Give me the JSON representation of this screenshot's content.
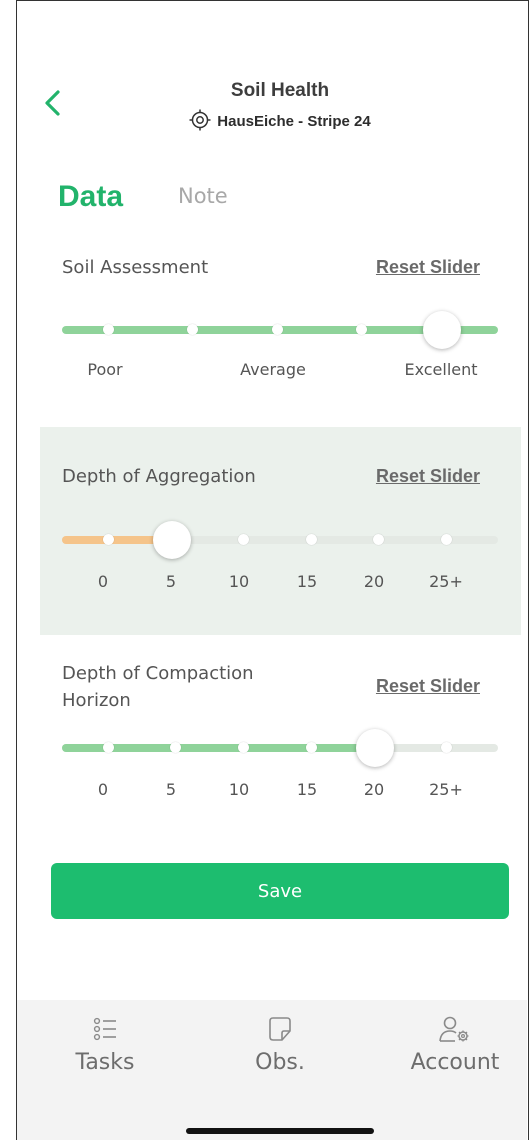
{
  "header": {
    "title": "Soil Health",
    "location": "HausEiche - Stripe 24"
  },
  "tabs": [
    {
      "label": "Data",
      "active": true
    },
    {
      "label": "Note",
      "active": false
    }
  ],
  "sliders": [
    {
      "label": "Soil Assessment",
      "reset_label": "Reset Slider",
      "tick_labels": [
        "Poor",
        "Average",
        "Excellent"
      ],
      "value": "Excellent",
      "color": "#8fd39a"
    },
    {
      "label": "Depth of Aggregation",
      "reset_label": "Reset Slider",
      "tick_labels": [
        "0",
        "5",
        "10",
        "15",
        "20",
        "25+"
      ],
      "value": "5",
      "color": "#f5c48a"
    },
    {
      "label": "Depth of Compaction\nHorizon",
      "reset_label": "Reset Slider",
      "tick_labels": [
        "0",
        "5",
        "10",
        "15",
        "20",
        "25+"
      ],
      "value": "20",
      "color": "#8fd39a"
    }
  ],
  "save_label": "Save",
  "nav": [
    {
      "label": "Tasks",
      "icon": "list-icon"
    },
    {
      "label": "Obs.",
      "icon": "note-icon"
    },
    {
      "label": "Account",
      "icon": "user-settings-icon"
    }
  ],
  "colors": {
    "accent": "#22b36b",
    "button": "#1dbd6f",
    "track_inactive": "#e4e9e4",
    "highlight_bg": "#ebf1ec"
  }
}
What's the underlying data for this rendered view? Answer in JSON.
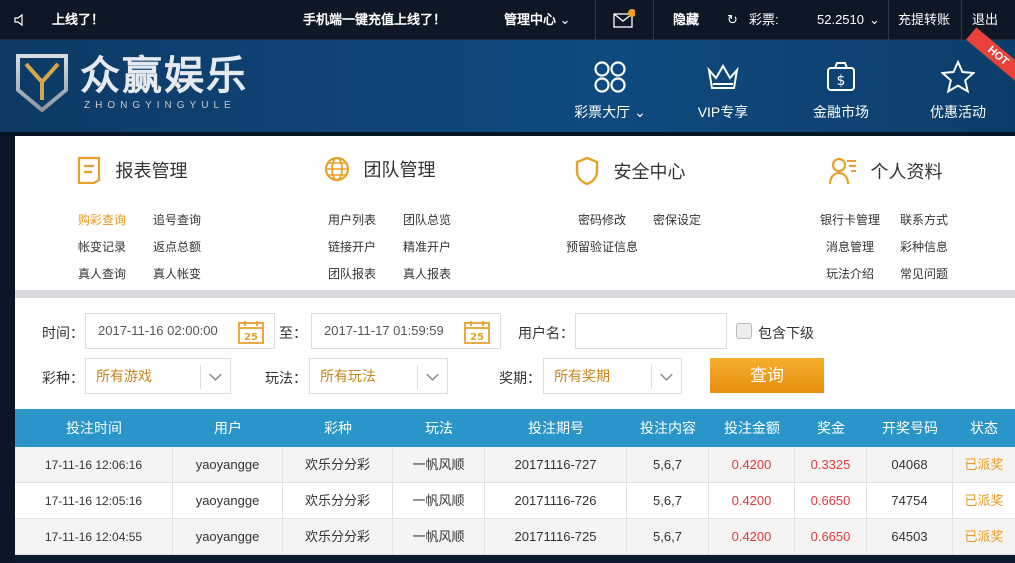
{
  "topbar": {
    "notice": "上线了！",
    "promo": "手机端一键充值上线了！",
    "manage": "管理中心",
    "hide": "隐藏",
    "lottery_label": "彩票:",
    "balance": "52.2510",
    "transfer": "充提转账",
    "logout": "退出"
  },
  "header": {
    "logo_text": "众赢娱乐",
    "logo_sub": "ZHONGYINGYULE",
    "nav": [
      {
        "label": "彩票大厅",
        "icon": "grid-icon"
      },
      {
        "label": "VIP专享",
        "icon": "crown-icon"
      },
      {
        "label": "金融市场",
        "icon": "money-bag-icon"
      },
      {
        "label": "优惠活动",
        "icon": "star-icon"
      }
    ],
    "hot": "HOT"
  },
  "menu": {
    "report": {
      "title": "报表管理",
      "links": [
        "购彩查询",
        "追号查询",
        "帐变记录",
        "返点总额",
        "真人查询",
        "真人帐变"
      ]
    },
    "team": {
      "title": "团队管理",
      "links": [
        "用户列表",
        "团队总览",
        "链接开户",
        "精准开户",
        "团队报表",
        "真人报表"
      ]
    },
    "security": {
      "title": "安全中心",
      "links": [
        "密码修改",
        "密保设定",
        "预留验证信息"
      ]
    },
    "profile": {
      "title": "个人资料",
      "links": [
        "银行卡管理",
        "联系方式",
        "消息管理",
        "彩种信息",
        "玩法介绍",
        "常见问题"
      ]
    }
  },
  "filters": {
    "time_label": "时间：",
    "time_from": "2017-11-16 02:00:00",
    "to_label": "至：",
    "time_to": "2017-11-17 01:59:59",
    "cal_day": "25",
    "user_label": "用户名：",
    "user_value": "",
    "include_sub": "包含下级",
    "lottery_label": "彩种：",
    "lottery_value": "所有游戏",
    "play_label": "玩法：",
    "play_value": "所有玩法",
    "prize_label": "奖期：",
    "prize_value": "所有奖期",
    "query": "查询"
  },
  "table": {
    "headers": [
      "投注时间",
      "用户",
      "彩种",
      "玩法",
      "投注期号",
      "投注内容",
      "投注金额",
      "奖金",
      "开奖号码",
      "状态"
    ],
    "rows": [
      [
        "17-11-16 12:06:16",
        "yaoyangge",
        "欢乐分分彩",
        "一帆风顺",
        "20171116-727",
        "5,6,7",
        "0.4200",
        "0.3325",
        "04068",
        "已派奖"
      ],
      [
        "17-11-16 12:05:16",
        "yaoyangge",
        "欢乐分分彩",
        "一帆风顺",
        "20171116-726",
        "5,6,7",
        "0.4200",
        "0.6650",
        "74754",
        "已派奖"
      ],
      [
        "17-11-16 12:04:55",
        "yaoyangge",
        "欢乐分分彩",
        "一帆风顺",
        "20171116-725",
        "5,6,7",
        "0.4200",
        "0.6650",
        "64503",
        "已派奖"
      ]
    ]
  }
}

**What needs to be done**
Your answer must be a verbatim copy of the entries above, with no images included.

**Task output**
Give me the JSON representation of this screenshot's content.
{
  "header": {
    "title": "Soil Health",
    "location": "HausEiche - Stripe 24"
  },
  "tabs": [
    {
      "label": "Data",
      "active": true
    },
    {
      "label": "Note",
      "active": false
    }
  ],
  "sliders": [
    {
      "label": "Soil Assessment",
      "reset_label": "Reset Slider",
      "tick_labels": [
        "Poor",
        "Average",
        "Excellent"
      ],
      "value": "Excellent",
      "color": "#8fd39a"
    },
    {
      "label": "Depth of Aggregation",
      "reset_label": "Reset Slider",
      "tick_labels": [
        "0",
        "5",
        "10",
        "15",
        "20",
        "25+"
      ],
      "value": "5",
      "color": "#f5c48a"
    },
    {
      "label": "Depth of Compaction\nHorizon",
      "reset_label": "Reset Slider",
      "tick_labels": [
        "0",
        "5",
        "10",
        "15",
        "20",
        "25+"
      ],
      "value": "20",
      "color": "#8fd39a"
    }
  ],
  "save_label": "Save",
  "nav": [
    {
      "label": "Tasks",
      "icon": "list-icon"
    },
    {
      "label": "Obs.",
      "icon": "note-icon"
    },
    {
      "label": "Account",
      "icon": "user-settings-icon"
    }
  ],
  "colors": {
    "accent": "#22b36b",
    "button": "#1dbd6f",
    "track_inactive": "#e4e9e4",
    "highlight_bg": "#ebf1ec"
  }
}
What's the underlying data for this rendered view? Answer in JSON.
{
  "topbar": {
    "notice": "上线了！",
    "promo": "手机端一键充值上线了！",
    "manage": "管理中心",
    "hide": "隐藏",
    "lottery_label": "彩票:",
    "balance": "52.2510",
    "transfer": "充提转账",
    "logout": "退出"
  },
  "header": {
    "logo_text": "众赢娱乐",
    "logo_sub": "ZHONGYINGYULE",
    "nav": [
      {
        "label": "彩票大厅",
        "icon": "grid-icon"
      },
      {
        "label": "VIP专享",
        "icon": "crown-icon"
      },
      {
        "label": "金融市场",
        "icon": "money-bag-icon"
      },
      {
        "label": "优惠活动",
        "icon": "star-icon"
      }
    ],
    "hot": "HOT"
  },
  "menu": {
    "report": {
      "title": "报表管理",
      "links": [
        "购彩查询",
        "追号查询",
        "帐变记录",
        "返点总额",
        "真人查询",
        "真人帐变"
      ]
    },
    "team": {
      "title": "团队管理",
      "links": [
        "用户列表",
        "团队总览",
        "链接开户",
        "精准开户",
        "团队报表",
        "真人报表"
      ]
    },
    "security": {
      "title": "安全中心",
      "links": [
        "密码修改",
        "密保设定",
        "预留验证信息"
      ]
    },
    "profile": {
      "title": "个人资料",
      "links": [
        "银行卡管理",
        "联系方式",
        "消息管理",
        "彩种信息",
        "玩法介绍",
        "常见问题"
      ]
    }
  },
  "filters": {
    "time_label": "时间：",
    "time_from": "2017-11-16 02:00:00",
    "to_label": "至：",
    "time_to": "2017-11-17 01:59:59",
    "cal_day": "25",
    "user_label": "用户名：",
    "user_value": "",
    "include_sub": "包含下级",
    "lottery_label": "彩种：",
    "lottery_value": "所有游戏",
    "play_label": "玩法：",
    "play_value": "所有玩法",
    "prize_label": "奖期：",
    "prize_value": "所有奖期",
    "query": "查询"
  },
  "table": {
    "headers": [
      "投注时间",
      "用户",
      "彩种",
      "玩法",
      "投注期号",
      "投注内容",
      "投注金额",
      "奖金",
      "开奖号码",
      "状态"
    ],
    "rows": [
      [
        "17-11-16 12:06:16",
        "yaoyangge",
        "欢乐分分彩",
        "一帆风顺",
        "20171116-727",
        "5,6,7",
        "0.4200",
        "0.3325",
        "04068",
        "已派奖"
      ],
      [
        "17-11-16 12:05:16",
        "yaoyangge",
        "欢乐分分彩",
        "一帆风顺",
        "20171116-726",
        "5,6,7",
        "0.4200",
        "0.6650",
        "74754",
        "已派奖"
      ],
      [
        "17-11-16 12:04:55",
        "yaoyangge",
        "欢乐分分彩",
        "一帆风顺",
        "20171116-725",
        "5,6,7",
        "0.4200",
        "0.6650",
        "64503",
        "已派奖"
      ]
    ]
  }
}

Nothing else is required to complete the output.